It has been estimated that about 200 large freight carrying vessels are travelling the East Sea daily. These ships are coming from and going to all places around the globe as Asian countries continue to experience higher growth, ranging between 5-10% GDP in many places.
In Vietnam, for example, efforts are being increased toward education. New graduates are needed in coastal and maritime positions. Island management, geologists and mineral engineers are all needed in these areas as new ports and and other infrastructure are being constructed to support ocean-going vessels.
About one-fifth of the East Sea’s 3.5 million square kilometers is continental shelf – shallow waters that favor exploration and infrastructure development. GIS, remote sensing, GNSS tracking and positioning, airborne aerial surveys and the development of inter-connected maritime information technologies are all combining as sea traffic expands.
These areas also contain many coral reefs that requirement appropriate management with respect to development, to ensure their sustainability and survival.
Some have speculated that liquified natural gas (LNG) will move across the East Sea at a growing rate as energy needs also expand. This could lead to the development and construction of underwater pipelines and or the construction of unique LNG carrying ships.
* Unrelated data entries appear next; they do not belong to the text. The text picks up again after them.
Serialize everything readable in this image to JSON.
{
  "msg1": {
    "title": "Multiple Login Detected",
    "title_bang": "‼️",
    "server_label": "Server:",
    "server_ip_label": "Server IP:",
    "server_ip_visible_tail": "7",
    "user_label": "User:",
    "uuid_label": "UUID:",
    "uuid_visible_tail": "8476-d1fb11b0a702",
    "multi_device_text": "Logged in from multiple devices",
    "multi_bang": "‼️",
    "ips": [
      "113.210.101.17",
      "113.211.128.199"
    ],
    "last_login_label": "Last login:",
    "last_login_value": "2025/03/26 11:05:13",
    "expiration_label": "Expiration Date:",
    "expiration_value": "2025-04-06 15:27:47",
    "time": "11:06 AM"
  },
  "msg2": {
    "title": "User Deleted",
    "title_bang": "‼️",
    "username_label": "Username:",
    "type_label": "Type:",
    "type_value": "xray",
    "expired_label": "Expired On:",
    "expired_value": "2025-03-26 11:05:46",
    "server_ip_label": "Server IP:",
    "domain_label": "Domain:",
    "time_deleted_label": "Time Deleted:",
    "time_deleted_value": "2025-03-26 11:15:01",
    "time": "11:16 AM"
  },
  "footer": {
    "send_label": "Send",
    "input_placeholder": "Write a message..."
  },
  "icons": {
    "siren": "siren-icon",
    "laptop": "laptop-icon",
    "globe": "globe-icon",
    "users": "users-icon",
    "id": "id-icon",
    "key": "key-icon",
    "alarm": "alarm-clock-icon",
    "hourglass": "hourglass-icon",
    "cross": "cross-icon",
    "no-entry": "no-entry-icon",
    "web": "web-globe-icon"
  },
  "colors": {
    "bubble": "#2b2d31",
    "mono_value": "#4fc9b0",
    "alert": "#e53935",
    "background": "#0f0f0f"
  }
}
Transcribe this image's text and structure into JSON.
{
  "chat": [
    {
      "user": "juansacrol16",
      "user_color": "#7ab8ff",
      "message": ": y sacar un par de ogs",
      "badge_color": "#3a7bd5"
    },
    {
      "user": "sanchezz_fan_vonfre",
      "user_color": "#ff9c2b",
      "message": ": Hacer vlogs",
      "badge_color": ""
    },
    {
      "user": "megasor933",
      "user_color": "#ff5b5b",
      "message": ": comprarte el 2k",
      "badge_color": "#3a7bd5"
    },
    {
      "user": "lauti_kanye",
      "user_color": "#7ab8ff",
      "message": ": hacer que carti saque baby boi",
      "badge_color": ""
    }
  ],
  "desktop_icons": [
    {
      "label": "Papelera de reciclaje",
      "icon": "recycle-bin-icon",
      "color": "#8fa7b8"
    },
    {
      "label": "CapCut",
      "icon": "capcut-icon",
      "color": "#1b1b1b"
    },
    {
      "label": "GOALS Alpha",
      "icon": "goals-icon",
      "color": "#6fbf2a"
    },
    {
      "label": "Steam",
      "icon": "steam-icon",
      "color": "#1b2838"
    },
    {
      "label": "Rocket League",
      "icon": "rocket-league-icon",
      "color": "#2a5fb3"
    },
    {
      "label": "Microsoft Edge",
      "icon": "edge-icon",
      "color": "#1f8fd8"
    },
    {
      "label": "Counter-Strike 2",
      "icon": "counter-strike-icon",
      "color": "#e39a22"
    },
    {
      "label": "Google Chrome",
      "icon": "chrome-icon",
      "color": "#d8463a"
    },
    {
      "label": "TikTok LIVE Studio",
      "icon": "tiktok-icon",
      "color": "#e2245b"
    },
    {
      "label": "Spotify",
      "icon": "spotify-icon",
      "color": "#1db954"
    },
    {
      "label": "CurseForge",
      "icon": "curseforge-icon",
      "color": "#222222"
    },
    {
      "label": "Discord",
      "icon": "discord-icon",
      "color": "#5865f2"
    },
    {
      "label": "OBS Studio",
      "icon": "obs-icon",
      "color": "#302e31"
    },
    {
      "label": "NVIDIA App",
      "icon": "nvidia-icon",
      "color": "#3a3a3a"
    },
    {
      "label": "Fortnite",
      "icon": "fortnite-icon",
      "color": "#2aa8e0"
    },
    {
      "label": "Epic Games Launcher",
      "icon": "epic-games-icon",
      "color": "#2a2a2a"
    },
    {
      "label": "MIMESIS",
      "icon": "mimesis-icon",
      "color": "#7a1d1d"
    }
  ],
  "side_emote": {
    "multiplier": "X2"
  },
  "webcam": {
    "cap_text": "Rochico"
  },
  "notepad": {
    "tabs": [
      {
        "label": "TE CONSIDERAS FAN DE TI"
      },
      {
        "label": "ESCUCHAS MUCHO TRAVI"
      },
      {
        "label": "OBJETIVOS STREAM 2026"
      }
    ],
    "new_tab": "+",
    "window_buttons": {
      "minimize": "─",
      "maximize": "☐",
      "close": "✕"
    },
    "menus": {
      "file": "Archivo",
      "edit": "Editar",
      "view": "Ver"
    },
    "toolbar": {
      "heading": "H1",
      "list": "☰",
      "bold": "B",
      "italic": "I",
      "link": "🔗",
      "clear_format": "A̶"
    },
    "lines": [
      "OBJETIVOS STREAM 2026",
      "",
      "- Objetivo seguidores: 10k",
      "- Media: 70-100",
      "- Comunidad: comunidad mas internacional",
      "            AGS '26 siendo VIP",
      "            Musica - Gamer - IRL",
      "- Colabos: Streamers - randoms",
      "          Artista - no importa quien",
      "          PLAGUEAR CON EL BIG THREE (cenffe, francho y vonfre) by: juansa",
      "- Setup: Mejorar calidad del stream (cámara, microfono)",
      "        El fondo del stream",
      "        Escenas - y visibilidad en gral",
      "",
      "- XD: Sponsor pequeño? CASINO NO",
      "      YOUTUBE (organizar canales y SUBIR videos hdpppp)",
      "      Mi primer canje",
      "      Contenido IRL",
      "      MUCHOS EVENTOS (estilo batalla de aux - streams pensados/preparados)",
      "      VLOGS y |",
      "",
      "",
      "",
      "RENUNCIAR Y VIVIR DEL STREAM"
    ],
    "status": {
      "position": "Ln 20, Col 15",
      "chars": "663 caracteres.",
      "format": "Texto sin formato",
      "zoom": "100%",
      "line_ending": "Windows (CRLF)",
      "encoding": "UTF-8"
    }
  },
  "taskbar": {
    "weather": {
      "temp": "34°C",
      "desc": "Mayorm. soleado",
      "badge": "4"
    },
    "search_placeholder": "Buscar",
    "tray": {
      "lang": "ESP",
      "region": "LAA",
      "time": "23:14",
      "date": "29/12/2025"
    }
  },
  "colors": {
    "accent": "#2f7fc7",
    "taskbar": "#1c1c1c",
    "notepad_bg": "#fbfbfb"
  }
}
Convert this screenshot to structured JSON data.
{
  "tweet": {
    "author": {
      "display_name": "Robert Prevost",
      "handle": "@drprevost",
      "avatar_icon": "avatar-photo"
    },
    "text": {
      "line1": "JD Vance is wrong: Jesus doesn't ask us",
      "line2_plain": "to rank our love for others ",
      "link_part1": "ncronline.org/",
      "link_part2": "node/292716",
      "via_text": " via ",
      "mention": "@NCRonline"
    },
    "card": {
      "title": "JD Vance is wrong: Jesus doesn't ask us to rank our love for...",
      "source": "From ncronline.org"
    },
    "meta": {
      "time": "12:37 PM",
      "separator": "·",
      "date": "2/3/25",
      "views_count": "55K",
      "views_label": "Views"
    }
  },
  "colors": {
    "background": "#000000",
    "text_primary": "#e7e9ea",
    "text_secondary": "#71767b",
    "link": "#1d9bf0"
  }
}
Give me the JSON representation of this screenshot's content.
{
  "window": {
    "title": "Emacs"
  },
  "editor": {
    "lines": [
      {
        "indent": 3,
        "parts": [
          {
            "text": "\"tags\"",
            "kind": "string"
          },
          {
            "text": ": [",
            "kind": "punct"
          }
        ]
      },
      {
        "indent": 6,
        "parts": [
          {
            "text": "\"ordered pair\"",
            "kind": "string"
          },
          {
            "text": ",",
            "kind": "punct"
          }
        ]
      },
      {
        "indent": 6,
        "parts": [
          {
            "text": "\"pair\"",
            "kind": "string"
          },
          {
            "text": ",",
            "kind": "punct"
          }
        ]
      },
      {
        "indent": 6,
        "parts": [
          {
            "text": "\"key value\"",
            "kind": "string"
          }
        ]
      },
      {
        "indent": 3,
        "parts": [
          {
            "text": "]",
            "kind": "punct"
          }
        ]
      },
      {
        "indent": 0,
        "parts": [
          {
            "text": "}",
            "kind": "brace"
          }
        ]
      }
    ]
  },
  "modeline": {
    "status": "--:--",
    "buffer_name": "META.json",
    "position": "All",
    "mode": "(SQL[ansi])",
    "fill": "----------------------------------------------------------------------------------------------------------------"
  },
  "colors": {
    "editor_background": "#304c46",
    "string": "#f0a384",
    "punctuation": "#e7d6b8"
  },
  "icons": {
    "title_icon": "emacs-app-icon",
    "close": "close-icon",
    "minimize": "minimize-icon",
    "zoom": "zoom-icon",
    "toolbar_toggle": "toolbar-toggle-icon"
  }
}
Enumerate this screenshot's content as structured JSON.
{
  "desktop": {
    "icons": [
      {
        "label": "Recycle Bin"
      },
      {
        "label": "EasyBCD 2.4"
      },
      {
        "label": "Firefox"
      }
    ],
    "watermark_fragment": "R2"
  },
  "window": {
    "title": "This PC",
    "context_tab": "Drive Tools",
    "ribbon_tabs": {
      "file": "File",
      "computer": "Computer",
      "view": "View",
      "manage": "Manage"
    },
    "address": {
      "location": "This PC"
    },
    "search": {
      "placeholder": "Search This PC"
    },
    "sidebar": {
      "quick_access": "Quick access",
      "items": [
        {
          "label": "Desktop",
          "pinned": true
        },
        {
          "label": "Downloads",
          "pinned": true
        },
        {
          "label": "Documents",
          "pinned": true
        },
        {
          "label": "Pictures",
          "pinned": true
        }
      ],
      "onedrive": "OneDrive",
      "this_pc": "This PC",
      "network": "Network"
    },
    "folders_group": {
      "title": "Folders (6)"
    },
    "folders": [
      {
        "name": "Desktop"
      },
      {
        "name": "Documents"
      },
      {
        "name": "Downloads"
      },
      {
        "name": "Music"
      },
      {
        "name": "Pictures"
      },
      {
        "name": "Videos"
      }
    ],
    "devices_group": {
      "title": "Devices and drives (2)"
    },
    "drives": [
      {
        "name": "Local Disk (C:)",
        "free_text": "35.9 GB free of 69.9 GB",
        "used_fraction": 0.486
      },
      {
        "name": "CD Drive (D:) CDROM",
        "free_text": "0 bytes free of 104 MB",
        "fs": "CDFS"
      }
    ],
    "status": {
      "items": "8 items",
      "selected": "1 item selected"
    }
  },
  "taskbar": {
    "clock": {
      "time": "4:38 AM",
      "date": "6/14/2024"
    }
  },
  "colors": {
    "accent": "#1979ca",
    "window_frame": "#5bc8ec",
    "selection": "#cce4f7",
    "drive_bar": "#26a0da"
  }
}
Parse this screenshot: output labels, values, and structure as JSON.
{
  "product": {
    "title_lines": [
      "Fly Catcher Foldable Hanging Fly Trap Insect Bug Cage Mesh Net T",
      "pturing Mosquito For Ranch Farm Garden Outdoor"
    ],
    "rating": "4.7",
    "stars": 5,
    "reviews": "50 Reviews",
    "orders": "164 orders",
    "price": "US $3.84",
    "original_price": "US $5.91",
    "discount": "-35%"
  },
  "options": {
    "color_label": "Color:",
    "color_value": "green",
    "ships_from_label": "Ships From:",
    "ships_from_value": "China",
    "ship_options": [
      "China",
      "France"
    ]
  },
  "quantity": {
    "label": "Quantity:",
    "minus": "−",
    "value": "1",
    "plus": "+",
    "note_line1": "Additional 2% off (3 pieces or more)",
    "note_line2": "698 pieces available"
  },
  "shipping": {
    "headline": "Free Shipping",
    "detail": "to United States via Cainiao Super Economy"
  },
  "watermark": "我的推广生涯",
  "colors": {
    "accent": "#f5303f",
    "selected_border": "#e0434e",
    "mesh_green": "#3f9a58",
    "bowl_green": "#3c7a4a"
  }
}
While tensions remain with respect to boundaries of the East Sea, the potential for geospatial technologies and applications to expand across the region is immense.